• Directions for this task: All of the records should be given again exactly as they appear.
*** Opening Supplied information ***
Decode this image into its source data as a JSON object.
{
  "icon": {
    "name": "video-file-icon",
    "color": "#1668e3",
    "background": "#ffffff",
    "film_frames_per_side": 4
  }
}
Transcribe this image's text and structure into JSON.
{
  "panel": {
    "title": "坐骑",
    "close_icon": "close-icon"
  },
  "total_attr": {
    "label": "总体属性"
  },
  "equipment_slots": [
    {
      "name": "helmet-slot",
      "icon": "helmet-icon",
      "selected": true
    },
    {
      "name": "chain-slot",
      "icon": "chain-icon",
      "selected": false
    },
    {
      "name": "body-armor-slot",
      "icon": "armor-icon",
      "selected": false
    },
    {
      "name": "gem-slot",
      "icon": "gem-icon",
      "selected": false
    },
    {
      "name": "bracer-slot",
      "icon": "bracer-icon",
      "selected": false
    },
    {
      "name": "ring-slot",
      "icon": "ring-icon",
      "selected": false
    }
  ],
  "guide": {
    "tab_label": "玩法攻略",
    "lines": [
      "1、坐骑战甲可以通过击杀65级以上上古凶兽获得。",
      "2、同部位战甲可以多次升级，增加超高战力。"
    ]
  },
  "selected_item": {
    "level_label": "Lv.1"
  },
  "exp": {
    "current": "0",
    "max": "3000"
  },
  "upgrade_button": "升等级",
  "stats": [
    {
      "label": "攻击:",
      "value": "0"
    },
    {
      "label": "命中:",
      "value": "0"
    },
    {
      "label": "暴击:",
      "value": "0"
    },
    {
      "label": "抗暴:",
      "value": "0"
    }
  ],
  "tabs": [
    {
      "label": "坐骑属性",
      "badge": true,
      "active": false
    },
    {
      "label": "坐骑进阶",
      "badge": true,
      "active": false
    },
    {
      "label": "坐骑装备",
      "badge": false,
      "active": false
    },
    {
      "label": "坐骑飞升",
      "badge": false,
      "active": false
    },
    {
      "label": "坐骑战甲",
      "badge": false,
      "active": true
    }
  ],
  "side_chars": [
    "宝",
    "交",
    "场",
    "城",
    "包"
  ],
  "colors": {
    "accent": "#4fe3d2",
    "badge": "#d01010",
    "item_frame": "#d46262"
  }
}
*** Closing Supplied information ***
• Exercise output:
Decode this image into its source data as a JSON object.
{
  "icon": {
    "name": "video-file-icon",
    "color": "#1668e3",
    "background": "#ffffff",
    "film_frames_per_side": 4
  }
}
Transcribe this image's text and structure into JSON.
{
  "panel": {
    "title": "坐骑",
    "close_icon": "close-icon"
  },
  "total_attr": {
    "label": "总体属性"
  },
  "equipment_slots": [
    {
      "name": "helmet-slot",
      "icon": "helmet-icon",
      "selected": true
    },
    {
      "name": "chain-slot",
      "icon": "chain-icon",
      "selected": false
    },
    {
      "name": "body-armor-slot",
      "icon": "armor-icon",
      "selected": false
    },
    {
      "name": "gem-slot",
      "icon": "gem-icon",
      "selected": false
    },
    {
      "name": "bracer-slot",
      "icon": "bracer-icon",
      "selected": false
    },
    {
      "name": "ring-slot",
      "icon": "ring-icon",
      "selected": false
    }
  ],
  "guide": {
    "tab_label": "玩法攻略",
    "lines": [
      "1、坐骑战甲可以通过击杀65级以上上古凶兽获得。",
      "2、同部位战甲可以多次升级，增加超高战力。"
    ]
  },
  "selected_item": {
    "level_label": "Lv.1"
  },
  "exp": {
    "current": "0",
    "max": "3000"
  },
  "upgrade_button": "升等级",
  "stats": [
    {
      "label": "攻击:",
      "value": "0"
    },
    {
      "label": "命中:",
      "value": "0"
    },
    {
      "label": "暴击:",
      "value": "0"
    },
    {
      "label": "抗暴:",
      "value": "0"
    }
  ],
  "tabs": [
    {
      "label": "坐骑属性",
      "badge": true,
      "active": false
    },
    {
      "label": "坐骑进阶",
      "badge": true,
      "active": false
    },
    {
      "label": "坐骑装备",
      "badge": false,
      "active": false
    },
    {
      "label": "坐骑飞升",
      "badge": false,
      "active": false
    },
    {
      "label": "坐骑战甲",
      "badge": false,
      "active": true
    }
  ],
  "side_chars": [
    "宝",
    "交",
    "场",
    "城",
    "包"
  ],
  "colors": {
    "accent": "#4fe3d2",
    "badge": "#d01010",
    "item_frame": "#d46262"
  }
}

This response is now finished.